“It’s a bit of a brotherhood, especially all those away journeys. It’s not an 11 or a 16, it is everyone inside and outside the squad.
“I’ve been outside the squad at times this season, I’ve been on the bench and it’s important we’re with the squad. I have to say, Phil Veal who’s travelled with us but not made the squad at times, he’s often the loudest, offering encouragement. That’s what marks out together teams, whether you’re in or out of the squad, that you are there for the team.
“Of course any player wants to play as much as they can, at 34 though I’m coming to the end and I have to accept I’m not going to play 90 minutes every week. I take a different role, but I am there and I am ready if I’m needed.
“That role? I have to motivate the players on the bench with me, the absolute most important thing in this competition is that we win and progress together.

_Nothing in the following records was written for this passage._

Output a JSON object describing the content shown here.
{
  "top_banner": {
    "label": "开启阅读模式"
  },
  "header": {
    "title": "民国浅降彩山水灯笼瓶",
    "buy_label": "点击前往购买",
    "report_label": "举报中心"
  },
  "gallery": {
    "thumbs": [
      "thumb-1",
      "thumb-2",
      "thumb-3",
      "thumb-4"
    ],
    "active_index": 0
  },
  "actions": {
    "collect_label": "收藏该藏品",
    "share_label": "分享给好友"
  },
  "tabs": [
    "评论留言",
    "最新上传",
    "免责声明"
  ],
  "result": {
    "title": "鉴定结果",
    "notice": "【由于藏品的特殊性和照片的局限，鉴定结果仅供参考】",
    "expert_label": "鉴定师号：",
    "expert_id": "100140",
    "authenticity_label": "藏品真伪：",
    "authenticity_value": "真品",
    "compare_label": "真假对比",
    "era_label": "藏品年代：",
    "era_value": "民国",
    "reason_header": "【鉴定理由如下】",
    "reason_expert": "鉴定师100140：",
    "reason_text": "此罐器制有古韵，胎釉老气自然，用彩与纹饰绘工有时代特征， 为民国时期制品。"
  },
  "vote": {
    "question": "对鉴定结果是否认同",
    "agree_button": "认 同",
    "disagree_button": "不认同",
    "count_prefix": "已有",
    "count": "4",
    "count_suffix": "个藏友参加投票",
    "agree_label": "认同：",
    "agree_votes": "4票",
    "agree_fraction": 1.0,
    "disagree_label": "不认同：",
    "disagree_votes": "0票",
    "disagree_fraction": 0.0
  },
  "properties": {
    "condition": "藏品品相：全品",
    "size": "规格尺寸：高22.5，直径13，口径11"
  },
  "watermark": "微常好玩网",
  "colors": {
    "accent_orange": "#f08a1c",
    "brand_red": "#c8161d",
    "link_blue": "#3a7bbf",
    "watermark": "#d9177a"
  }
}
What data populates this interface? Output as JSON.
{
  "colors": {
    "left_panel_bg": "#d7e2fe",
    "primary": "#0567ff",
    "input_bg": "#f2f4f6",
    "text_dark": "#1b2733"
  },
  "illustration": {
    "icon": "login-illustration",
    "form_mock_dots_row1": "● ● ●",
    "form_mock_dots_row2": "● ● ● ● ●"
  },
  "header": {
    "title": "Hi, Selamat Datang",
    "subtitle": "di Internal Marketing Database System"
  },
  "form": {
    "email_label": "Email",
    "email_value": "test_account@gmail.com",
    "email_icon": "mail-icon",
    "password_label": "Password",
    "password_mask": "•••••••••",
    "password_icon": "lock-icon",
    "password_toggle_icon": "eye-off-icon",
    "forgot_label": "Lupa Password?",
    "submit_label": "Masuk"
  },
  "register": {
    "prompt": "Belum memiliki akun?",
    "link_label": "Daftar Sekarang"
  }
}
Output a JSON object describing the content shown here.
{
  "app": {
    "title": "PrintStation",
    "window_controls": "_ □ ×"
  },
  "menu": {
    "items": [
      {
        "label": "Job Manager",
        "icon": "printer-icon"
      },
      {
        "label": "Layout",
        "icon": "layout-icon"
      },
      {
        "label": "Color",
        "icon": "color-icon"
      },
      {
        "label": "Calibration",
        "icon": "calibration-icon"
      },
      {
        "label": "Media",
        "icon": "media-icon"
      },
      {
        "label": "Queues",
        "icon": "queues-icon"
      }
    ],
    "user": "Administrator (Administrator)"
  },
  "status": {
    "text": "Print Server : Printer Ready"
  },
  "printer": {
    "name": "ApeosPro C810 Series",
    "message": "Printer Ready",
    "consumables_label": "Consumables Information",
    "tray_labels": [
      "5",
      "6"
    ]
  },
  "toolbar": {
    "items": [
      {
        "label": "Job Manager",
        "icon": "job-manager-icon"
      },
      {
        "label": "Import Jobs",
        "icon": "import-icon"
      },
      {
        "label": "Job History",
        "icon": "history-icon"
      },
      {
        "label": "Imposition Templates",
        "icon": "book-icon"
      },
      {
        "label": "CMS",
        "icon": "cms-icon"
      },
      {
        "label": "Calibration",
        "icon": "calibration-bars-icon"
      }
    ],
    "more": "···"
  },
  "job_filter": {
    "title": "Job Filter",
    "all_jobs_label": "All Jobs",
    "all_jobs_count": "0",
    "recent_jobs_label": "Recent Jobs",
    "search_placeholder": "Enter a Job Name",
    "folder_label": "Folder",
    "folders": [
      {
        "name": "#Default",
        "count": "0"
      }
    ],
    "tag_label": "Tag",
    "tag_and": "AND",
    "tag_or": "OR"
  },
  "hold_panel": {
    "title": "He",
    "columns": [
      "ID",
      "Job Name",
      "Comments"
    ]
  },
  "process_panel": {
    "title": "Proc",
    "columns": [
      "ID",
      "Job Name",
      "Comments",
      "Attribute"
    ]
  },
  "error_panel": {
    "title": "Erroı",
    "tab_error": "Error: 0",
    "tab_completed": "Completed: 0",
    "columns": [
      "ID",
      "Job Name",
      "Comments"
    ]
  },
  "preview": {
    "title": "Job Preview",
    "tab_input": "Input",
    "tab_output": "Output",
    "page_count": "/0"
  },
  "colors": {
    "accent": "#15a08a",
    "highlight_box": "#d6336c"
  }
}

“In some respects, this time around I am more relaxed, but when Broomey stepped up to take that penalty I was shaking! Probably because it was a shootout but this time feels just as good but what makes it more enjoyable now is I am seeing the others experience what I did that first time.”
Jemel’s first spell at the club tied in with a bit of a Hill Farm Lane baby-boom, but it’s something that’s been brought in to focus with Wembley on the horizon again and Johnson and his partner now having a second child: “I was part of the Binfield baby-boom, me, James Suarez, Garry Calloway and Paul Shone all had babies around the same time. I actually found the interview we did on BBC Berkshire the other day and listened back.
“Part of why I’ve carried on playing was my missus and I had a second child, but he wouldn’t have gotten to see me play whereas my eldest had seen his dad walkout at Wembley. It’s funny, because now they can both say that!
“I’ve just started coaching at Binfield, coaching the under 8s, shows how long ago that baby-boom was!”